Like a racehorse that has waited and trained all its life for the big day, Lacey was finally off: gleefully attacking the toilet bowl with a vengeance, while Lizzie, Rachel, and Damien crowded into the small bathroom, with my husband and me leaning over and around them, trying to see and/or record it all for posterity. Lacey had definitely waited too long for the blessed event because for several long minutes, although her siblings asked her politely, she indicated that she couldn’t possibly see herself sharing this special privilege with anyone else any time soon. Several times, she nudged and elbowed Rachel and Damien out of the way, while they pleaded with her to have a little mercy and stop being so selfish.
Later, as her siblings were finally allowed to share in the fun, my husband was able to get close enough to the toilet to observe, “Would you look at that? It really does remove old stains!”
We all get a kick out of remembering this time. I had to laugh one day when Lacey told me that it didn’t bring lasting happiness after all: “Lizzie used up all my toilet bowl brush heads without asking!” But it was November again. And Lacey’s birthday was just around the corner.
Was that fun story, or what? (Really, if I hear anyone say, “Or what!” I may have to just go clean something!)
Life gets messy sometimes. Thank God for good cleaning tools!
But when life gets overwhelmingly messy and out of order, then what do you do? For the Christian, we have the assurance that God is there for us, ready and willing to deal with the mess we find ourselves in, while treating His fallen ones with the kindness and gentleness we all long for, but often fail to find in people. And He calls to us, “Come to me, all you who are weary and burdened, and I will give you rest. Take my yoke upon you and learn from me, for I am gentle and humble in heart, and you will find rest for your souls. For my yoke is easy and my burden is light.” – Matthew 11:28-30 NIV.

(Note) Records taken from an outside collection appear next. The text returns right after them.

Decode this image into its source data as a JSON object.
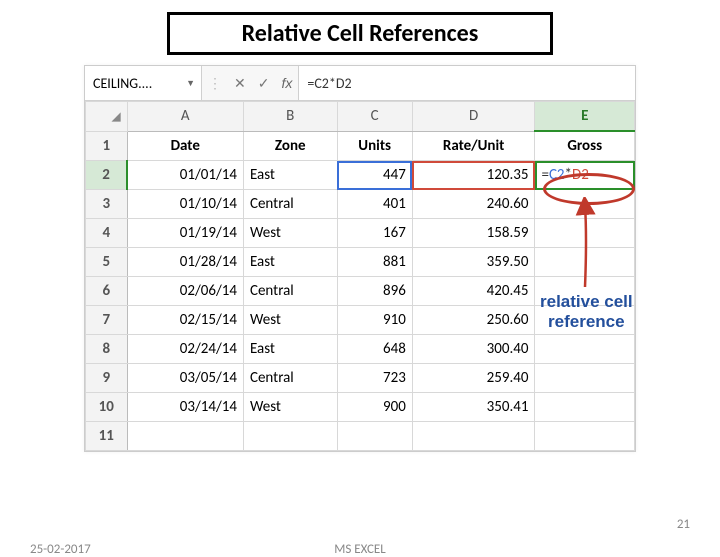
{
  "slide": {
    "title": "Relative Cell References"
  },
  "formula_bar": {
    "name_box": "CEILING....",
    "cancel": "✕",
    "confirm": "✓",
    "fx": "fx",
    "formula": "=C2*D2"
  },
  "headers": [
    "A",
    "B",
    "C",
    "D",
    "E"
  ],
  "row_header": [
    "Date",
    "Zone",
    "Units",
    "Rate/Unit",
    "Gross"
  ],
  "rows": [
    {
      "n": "1"
    },
    {
      "n": "2",
      "date": "01/01/14",
      "zone": "East",
      "units": "447",
      "rate": "120.35"
    },
    {
      "n": "3",
      "date": "01/10/14",
      "zone": "Central",
      "units": "401",
      "rate": "240.60"
    },
    {
      "n": "4",
      "date": "01/19/14",
      "zone": "West",
      "units": "167",
      "rate": "158.59"
    },
    {
      "n": "5",
      "date": "01/28/14",
      "zone": "East",
      "units": "881",
      "rate": "359.50"
    },
    {
      "n": "6",
      "date": "02/06/14",
      "zone": "Central",
      "units": "896",
      "rate": "420.45"
    },
    {
      "n": "7",
      "date": "02/15/14",
      "zone": "West",
      "units": "910",
      "rate": "250.60"
    },
    {
      "n": "8",
      "date": "02/24/14",
      "zone": "East",
      "units": "648",
      "rate": "300.40"
    },
    {
      "n": "9",
      "date": "03/05/14",
      "zone": "Central",
      "units": "723",
      "rate": "259.40"
    },
    {
      "n": "10",
      "date": "03/14/14",
      "zone": "West",
      "units": "900",
      "rate": "350.41"
    },
    {
      "n": "11"
    }
  ],
  "active_cell_formula": {
    "eq": "=",
    "c": "C2",
    "star": "*",
    "d": "D2"
  },
  "annotation": {
    "line1": "relative cell",
    "line2": "reference"
  },
  "footer": {
    "date": "25-02-2017",
    "center": "MS EXCEL",
    "page": "21"
  }
}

Can you hear Jesus calling to you? Would you like to find the rest He promises? Did you know that He is already seeking you?
Praying for you to find this rest today,